[Note 7] The Marlborough ordinance was amended shortly prior to June 30, 1978 (see Casasanta v. Zoning Bd. of Appeals of Milford, 377 Mass. 67 , 71-73 ), to include a provision that reads almost directly on the last sentence of this quotation.
[Note 8] General Laws c. 40A, Section 1A, inserted by St. 1977, c. 829, Section 3A, defines the "[p]ermit granting authority" as the "board of appeals or zoning administrator." Marlborough does not have a "zoning administrator." See G. L. c. 40A, Section 13.
[Note 9] The Marlborough zoning ordinance contains a cognate provision adopted by the city council on June 26, 1978.
[Note 10] We are at a loss to understand why the fourth paragraph of Section 15 requires more than a simple majority of a board of appeals to set aside an illegal act of a building inspector or to enter an order requiring him to enforce the provisions of a zoning ordinance or by-law. That anomaly may result in needless appeals to a court solely for the purpose of invoking its powers under the seventh sentence of the second paragraph of G. L. c. 40A, Section 17.
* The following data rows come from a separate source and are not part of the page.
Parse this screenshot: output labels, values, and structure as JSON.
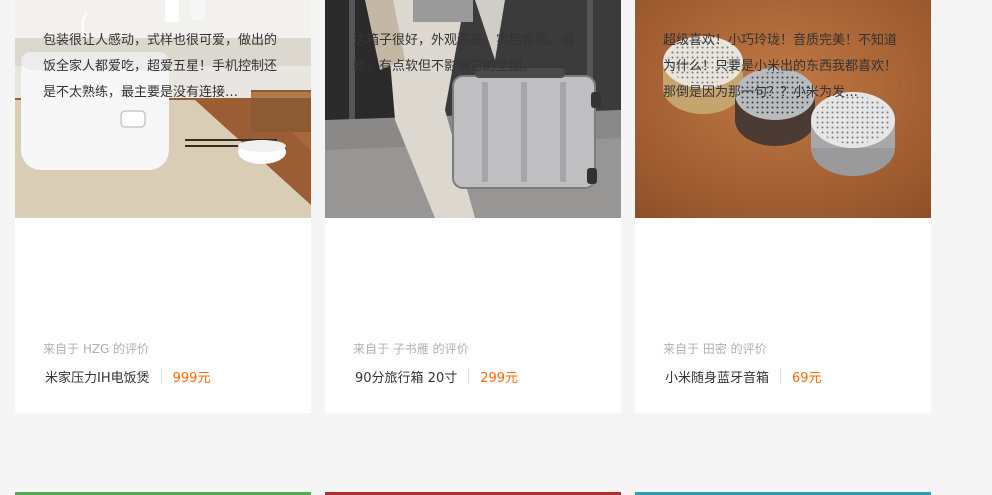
{
  "cards": [
    {
      "image": "rice-cooker-photo",
      "review": "包装很让人感动，式样也很可爱，做出的饭全家人都爱吃，超爱五星！手机控制还是不太熟练，最主要是没有连接…",
      "source": "来自于 HZG 的评价",
      "product": "米家压力IH电饭煲",
      "price": "999元"
    },
    {
      "image": "suitcase-photo",
      "review": "这箱子很好，外观漂亮，实用性强。很轻，有点软但不影响它的坚固。",
      "source": "来自于 子书雁 的评价",
      "product": "90分旅行箱 20寸",
      "price": "299元"
    },
    {
      "image": "speakers-photo",
      "review": "超级喜欢！小巧玲珑！音质完美！不知道为什么！只要是小米出的东西我都喜欢！那倒是因为那一句？？小米为发…",
      "source": "来自于 田密 的评价",
      "product": "小米随身蓝牙音箱",
      "price": "69元"
    }
  ],
  "colors": {
    "price": "#ff6700",
    "strip_1": "#4caf50",
    "strip_2": "#b03030",
    "strip_3": "#2a9fb0"
  }
}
[Note 11] If the plaintiffs had diligently exhausted their administrative remedies in this case, they could have been in court at approximately the same time that the present action was commenced.
[Note 12] Compare Dresser v. Inspector of Bldgs. of Southbridge, 348 Mass. 729 , 730 (1965); Harrison v. Building Inspector of Braintree, 350 Mass. 559 , 561 (1966); Kennedy v. Building Inspector of Randolph, 351 Mass. 550 , 553 (1967); Cullen v. Building Inspector of No. Attleborough, 353 Mass. 671 , 674 (1968); Crawford v. Building Inspector of Barnstable, 356 Mass. 174 , 180 (1969). Contrast Stow v. Pugsley, 349 Mass. 329 , 331, 335 (1965); Hallenborg v. Town Clerk of Billerica, 360 Mass. 513 , 519 (1971); Saab v. Building Inspector of Lowell, 1 Mass. App. Ct. 87 , 88 (1973). There is nothing in Massachusetts Outdoor Advertising Council v. Outdoor Advertising Bd., 9 Mass. App. Ct. 775 , 788-789 (1980), contrary to the conclusion which we reach in this case.
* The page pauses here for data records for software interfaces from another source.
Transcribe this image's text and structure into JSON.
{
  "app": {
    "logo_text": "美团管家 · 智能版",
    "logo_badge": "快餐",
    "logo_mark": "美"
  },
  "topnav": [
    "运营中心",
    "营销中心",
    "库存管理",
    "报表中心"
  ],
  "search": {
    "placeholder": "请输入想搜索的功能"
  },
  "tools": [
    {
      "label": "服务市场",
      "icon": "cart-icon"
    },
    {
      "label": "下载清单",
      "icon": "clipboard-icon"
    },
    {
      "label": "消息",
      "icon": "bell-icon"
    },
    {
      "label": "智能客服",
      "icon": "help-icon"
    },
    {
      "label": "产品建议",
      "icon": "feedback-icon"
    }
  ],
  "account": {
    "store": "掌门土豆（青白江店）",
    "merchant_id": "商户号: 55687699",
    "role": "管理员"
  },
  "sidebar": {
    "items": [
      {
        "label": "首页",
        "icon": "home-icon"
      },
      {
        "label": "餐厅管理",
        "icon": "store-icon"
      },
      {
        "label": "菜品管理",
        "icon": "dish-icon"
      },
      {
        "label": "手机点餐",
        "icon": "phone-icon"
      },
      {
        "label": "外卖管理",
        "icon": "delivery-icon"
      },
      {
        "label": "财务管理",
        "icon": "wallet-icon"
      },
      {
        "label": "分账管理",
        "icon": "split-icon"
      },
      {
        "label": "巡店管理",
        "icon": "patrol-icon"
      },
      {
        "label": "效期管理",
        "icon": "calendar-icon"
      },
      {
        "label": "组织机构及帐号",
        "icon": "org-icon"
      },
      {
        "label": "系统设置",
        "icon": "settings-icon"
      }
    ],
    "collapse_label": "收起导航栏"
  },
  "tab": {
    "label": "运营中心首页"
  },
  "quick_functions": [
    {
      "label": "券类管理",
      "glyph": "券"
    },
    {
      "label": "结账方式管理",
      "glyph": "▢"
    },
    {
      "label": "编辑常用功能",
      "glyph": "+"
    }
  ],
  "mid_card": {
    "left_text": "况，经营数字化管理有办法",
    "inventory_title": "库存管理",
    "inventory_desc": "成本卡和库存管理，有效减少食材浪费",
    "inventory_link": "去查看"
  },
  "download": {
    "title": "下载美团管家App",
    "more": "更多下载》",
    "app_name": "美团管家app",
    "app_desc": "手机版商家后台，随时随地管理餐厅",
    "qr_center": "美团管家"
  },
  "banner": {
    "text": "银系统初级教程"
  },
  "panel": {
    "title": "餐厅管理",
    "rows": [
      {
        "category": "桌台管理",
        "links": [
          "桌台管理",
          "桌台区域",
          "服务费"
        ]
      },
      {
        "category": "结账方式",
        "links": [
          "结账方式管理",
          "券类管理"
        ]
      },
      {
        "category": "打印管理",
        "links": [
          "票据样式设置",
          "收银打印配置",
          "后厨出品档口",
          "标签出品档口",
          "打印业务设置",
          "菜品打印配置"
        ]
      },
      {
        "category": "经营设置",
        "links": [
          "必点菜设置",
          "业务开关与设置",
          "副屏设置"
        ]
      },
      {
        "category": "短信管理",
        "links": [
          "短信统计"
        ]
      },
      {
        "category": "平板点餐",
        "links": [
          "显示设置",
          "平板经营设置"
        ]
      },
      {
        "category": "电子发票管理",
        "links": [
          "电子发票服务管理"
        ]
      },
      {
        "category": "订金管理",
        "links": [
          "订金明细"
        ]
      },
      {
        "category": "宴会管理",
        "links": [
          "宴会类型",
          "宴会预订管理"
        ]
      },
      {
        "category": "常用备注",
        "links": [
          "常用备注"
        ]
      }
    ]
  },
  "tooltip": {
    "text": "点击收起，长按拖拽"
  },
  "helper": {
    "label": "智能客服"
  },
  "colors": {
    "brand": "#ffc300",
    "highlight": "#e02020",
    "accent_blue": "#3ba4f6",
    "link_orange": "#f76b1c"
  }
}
[Note 13] Even in the absence of any statutory requirement, it would be prudent and sensible for the person seeking enforcement to give notice of the pending administrative proceedings to the person against whom enforcement is sought. The latter would be entitled to be heard at every stage of the proceedings and would clearly be a "person aggrieved" within the meaning of Section 17.